(ACTIVITY): Restate the lines exactly, starting at the line that contains "Serialize everything readable" and finishing with the final line of the records.

(THE DATA):
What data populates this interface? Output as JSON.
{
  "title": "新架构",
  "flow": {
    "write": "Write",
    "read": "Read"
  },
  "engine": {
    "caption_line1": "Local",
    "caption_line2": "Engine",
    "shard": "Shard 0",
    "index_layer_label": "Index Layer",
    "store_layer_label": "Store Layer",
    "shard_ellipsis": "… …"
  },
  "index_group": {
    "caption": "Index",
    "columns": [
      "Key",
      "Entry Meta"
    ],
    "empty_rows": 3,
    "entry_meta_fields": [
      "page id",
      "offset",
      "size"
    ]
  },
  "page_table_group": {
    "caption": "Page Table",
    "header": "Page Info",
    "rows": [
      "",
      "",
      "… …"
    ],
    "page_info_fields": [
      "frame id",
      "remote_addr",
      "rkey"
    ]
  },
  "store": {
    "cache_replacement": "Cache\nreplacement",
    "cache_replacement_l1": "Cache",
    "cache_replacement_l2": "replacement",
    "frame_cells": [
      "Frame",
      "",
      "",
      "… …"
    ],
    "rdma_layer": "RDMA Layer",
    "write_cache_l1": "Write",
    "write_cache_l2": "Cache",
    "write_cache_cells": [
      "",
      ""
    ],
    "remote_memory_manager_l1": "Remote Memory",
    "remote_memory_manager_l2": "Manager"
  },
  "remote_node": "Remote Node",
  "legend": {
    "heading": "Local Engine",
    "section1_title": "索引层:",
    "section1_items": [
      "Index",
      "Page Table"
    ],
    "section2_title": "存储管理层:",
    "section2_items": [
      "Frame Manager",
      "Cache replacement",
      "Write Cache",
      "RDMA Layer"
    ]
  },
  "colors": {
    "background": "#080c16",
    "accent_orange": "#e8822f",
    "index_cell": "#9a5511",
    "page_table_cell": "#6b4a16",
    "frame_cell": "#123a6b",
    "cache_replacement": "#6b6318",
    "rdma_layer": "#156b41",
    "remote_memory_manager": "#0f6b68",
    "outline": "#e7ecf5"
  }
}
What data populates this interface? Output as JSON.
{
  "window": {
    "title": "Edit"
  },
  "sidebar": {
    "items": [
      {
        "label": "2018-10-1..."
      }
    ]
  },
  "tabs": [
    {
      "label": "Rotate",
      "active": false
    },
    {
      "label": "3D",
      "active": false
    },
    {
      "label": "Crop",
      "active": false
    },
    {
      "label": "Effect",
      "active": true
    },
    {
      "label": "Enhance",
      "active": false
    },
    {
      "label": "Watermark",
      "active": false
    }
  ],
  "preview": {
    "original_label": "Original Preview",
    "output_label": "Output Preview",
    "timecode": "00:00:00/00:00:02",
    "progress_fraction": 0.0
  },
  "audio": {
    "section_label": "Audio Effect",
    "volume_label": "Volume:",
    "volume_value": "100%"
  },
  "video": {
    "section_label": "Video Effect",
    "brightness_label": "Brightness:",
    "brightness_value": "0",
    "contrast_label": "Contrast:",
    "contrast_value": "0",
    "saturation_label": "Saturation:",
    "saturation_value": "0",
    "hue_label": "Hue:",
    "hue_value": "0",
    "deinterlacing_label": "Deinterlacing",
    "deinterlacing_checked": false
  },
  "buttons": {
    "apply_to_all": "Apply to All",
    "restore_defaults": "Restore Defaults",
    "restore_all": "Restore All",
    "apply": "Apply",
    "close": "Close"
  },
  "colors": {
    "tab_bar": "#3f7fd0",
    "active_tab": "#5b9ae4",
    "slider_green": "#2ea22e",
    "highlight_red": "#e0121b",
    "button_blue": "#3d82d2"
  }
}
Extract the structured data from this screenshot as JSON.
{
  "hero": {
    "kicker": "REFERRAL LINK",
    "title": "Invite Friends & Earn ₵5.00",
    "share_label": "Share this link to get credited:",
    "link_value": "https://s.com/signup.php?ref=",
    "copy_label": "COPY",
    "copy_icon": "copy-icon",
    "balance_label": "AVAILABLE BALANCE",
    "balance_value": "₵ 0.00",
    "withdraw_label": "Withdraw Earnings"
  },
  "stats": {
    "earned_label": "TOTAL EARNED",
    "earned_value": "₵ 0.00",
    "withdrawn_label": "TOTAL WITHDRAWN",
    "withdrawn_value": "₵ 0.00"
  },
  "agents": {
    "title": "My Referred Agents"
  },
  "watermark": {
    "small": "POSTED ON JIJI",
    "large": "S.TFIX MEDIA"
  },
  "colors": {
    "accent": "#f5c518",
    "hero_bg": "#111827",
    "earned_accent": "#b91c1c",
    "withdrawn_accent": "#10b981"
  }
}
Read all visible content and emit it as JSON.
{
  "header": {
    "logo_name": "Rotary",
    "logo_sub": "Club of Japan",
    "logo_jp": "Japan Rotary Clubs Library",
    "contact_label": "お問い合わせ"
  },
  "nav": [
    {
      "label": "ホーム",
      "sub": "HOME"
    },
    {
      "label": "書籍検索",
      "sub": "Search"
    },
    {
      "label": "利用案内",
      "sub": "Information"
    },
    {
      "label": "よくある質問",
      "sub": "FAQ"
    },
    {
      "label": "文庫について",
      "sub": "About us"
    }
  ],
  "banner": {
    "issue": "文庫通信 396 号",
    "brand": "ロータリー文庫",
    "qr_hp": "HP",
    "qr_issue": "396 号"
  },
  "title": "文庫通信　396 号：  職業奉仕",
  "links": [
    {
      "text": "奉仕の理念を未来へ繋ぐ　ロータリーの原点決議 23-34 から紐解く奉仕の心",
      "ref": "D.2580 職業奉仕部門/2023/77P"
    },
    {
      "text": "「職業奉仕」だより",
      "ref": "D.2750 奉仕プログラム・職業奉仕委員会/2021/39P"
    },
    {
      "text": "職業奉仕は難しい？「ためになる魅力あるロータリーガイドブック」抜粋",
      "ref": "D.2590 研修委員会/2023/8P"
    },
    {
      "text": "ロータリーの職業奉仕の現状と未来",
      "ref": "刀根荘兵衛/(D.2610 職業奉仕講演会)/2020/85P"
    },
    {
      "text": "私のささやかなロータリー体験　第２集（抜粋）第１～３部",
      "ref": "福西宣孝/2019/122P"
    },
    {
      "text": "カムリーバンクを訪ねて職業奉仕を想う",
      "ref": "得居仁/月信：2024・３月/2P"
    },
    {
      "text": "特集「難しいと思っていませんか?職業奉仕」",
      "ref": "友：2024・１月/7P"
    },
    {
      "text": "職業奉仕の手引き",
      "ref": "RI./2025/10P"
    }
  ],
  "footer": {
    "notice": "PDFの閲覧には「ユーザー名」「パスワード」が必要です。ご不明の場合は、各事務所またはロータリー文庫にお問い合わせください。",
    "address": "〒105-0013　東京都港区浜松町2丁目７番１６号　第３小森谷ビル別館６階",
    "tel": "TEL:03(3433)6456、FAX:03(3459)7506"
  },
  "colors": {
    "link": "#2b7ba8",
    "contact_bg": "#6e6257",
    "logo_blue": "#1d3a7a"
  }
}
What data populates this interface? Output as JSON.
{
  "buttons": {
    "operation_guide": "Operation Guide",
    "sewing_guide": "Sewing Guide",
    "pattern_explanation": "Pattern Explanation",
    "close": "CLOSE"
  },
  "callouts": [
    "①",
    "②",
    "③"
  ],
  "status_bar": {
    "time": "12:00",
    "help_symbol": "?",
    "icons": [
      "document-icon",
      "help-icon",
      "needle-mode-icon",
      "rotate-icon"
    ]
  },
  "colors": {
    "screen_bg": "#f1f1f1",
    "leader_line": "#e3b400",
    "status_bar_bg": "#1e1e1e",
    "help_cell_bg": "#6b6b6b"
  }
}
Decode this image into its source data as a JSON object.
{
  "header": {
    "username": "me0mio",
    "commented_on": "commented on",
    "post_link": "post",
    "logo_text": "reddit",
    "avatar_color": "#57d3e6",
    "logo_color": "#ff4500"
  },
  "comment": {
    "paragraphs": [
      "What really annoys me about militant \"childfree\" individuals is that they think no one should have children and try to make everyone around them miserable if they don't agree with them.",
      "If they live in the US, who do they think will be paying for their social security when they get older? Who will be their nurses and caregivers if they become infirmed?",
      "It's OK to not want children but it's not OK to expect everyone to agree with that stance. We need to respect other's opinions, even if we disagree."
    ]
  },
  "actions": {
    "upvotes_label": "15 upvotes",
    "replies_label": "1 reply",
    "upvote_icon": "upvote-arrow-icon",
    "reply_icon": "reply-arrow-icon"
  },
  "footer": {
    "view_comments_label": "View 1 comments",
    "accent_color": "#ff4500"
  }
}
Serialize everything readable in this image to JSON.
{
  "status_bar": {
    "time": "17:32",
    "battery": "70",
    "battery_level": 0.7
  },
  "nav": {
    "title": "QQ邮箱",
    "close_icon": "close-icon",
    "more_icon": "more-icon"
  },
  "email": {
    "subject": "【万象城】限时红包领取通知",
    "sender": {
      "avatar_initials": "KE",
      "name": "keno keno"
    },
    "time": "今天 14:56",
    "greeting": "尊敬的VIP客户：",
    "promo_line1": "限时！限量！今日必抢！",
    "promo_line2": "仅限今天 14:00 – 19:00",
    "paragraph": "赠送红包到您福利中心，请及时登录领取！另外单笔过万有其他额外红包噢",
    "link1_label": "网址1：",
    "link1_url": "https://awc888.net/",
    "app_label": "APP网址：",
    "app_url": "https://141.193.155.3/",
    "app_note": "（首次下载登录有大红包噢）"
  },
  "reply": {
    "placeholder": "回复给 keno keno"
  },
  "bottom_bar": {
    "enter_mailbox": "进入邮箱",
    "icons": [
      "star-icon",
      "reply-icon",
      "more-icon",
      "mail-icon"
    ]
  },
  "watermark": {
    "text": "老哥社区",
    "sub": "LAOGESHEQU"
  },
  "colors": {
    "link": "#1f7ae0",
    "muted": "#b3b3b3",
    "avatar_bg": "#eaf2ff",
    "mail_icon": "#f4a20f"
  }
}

(SOLUTION TO THE PROBLEM):
Serialize everything readable in this image to JSON.
{
  "status_bar": {
    "time": "17:32",
    "battery": "70",
    "battery_level": 0.7
  },
  "nav": {
    "title": "QQ邮箱",
    "close_icon": "close-icon",
    "more_icon": "more-icon"
  },
  "email": {
    "subject": "【万象城】限时红包领取通知",
    "sender": {
      "avatar_initials": "KE",
      "name": "keno keno"
    },
    "time": "今天 14:56",
    "greeting": "尊敬的VIP客户：",
    "promo_line1": "限时！限量！今日必抢！",
    "promo_line2": "仅限今天 14:00 – 19:00",
    "paragraph": "赠送红包到您福利中心，请及时登录领取！另外单笔过万有其他额外红包噢",
    "link1_label": "网址1：",
    "link1_url": "https://awc888.net/",
    "app_label": "APP网址：",
    "app_url": "https://141.193.155.3/",
    "app_note": "（首次下载登录有大红包噢）"
  },
  "reply": {
    "placeholder": "回复给 keno keno"
  },
  "bottom_bar": {
    "enter_mailbox": "进入邮箱",
    "icons": [
      "star-icon",
      "reply-icon",
      "more-icon",
      "mail-icon"
    ]
  },
  "watermark": {
    "text": "老哥社区",
    "sub": "LAOGESHEQU"
  },
  "colors": {
    "link": "#1f7ae0",
    "muted": "#b3b3b3",
    "avatar_bg": "#eaf2ff",
    "mail_icon": "#f4a20f"
  }
}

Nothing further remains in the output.